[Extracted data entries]
▼

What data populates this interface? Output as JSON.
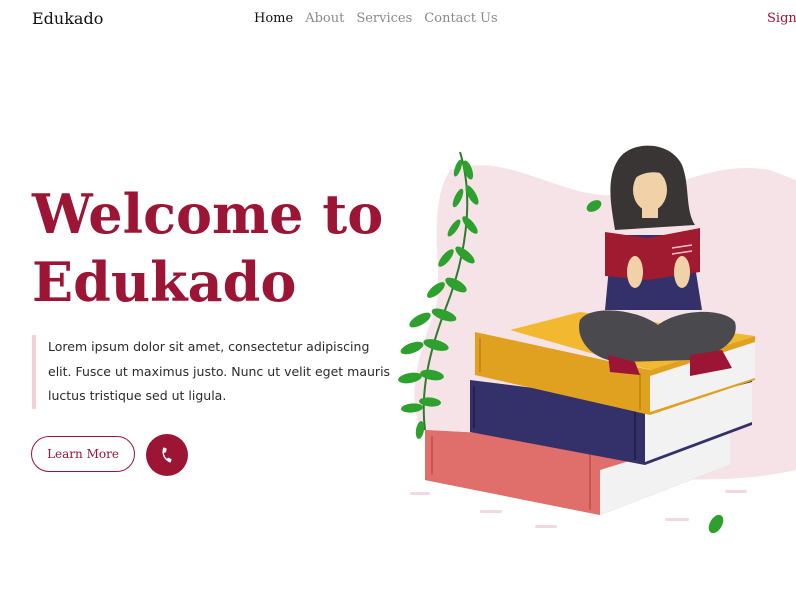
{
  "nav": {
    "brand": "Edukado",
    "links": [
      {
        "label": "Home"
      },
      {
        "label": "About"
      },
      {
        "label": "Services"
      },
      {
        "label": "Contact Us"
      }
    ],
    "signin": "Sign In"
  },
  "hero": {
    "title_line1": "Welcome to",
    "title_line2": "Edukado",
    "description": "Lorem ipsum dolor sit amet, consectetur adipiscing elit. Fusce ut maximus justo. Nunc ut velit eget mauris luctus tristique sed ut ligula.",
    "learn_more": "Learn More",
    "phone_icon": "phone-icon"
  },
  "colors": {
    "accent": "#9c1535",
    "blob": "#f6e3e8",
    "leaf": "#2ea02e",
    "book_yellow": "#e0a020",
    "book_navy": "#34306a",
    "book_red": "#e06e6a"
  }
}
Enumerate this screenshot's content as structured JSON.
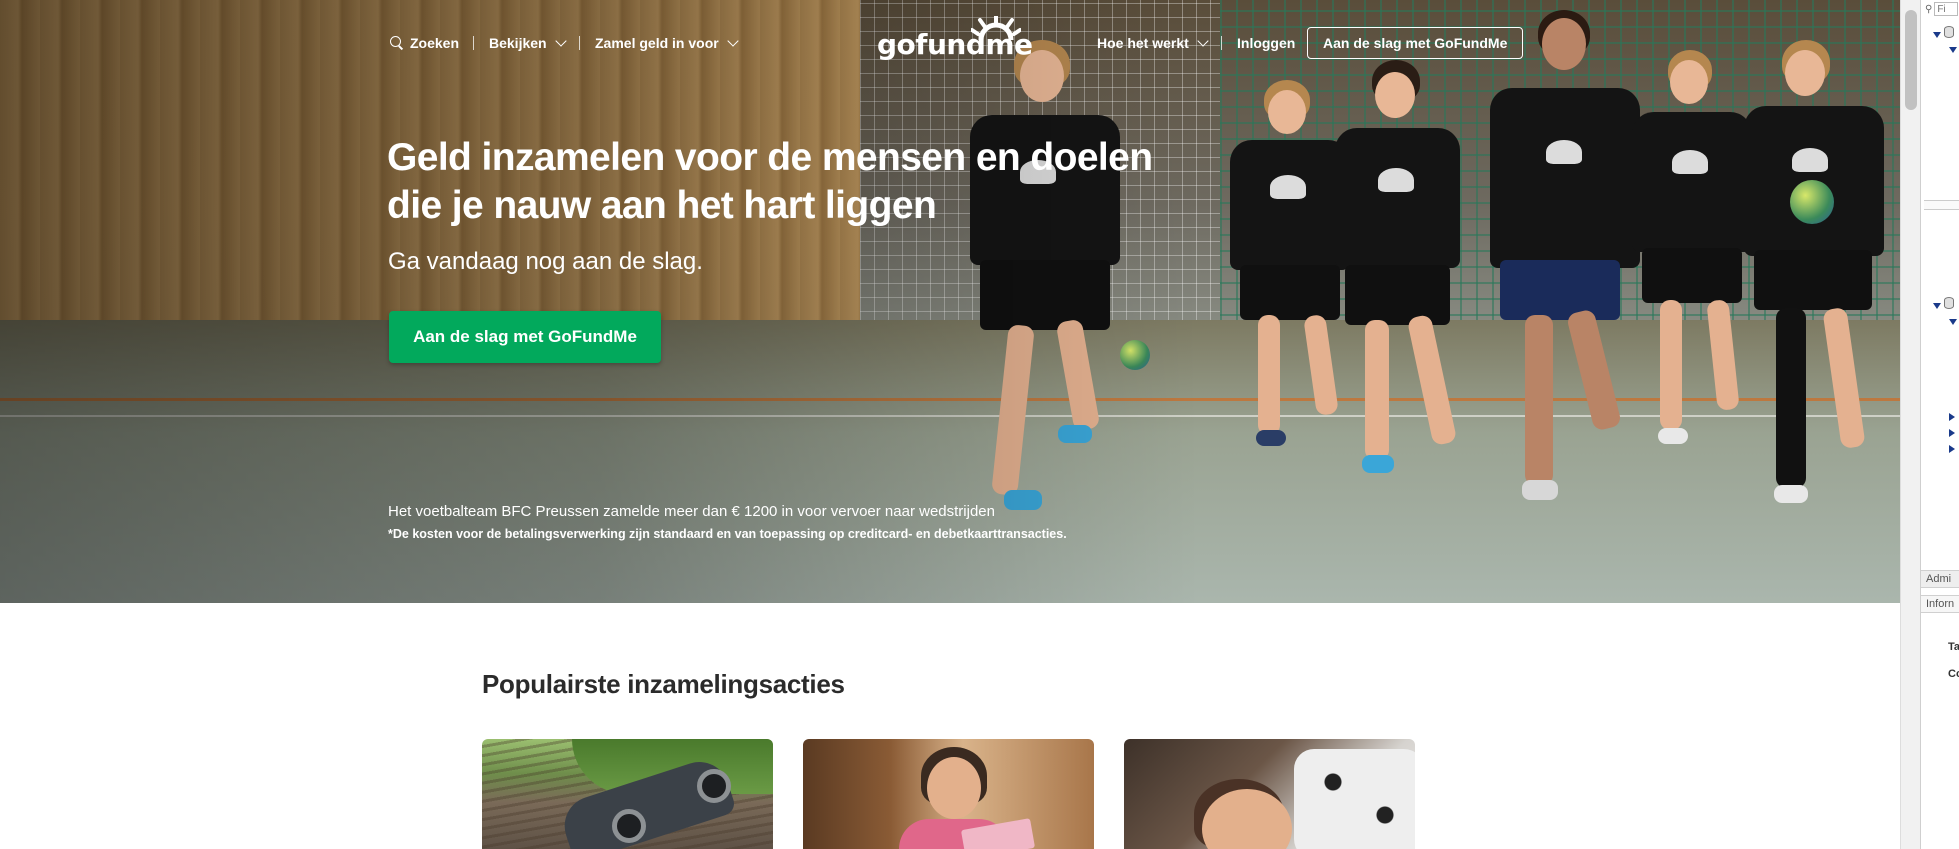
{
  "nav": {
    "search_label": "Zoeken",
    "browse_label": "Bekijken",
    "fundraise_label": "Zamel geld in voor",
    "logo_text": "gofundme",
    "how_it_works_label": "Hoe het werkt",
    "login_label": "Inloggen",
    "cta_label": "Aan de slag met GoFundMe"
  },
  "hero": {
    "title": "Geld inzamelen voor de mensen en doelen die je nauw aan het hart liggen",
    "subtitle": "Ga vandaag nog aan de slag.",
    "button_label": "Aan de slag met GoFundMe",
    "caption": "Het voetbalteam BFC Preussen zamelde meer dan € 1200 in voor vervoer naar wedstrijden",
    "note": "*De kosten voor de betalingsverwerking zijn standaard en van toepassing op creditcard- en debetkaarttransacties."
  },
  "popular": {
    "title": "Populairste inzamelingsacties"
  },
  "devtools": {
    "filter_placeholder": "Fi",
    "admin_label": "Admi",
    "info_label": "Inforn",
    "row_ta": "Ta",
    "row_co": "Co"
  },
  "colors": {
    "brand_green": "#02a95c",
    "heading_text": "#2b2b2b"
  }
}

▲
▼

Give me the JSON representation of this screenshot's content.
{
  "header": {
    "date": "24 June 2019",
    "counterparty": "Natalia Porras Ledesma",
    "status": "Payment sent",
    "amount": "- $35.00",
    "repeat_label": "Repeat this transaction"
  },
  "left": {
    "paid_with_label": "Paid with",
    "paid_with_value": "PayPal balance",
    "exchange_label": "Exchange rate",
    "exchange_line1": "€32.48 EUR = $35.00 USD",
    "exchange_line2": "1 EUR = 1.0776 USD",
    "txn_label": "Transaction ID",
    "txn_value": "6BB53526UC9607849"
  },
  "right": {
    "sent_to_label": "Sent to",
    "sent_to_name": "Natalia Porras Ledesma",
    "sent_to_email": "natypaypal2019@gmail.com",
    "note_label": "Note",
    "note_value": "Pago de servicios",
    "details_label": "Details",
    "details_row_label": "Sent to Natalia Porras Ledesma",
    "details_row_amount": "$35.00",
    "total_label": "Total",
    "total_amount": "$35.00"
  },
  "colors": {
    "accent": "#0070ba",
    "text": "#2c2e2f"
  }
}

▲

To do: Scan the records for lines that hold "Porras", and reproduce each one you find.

Task response:
    "counterparty": "Natalia Porras Ledesma",
    "sent_to_name": "Natalia Porras Ledesma",
    "details_row_label": "Sent to Natalia Porras Ledesma",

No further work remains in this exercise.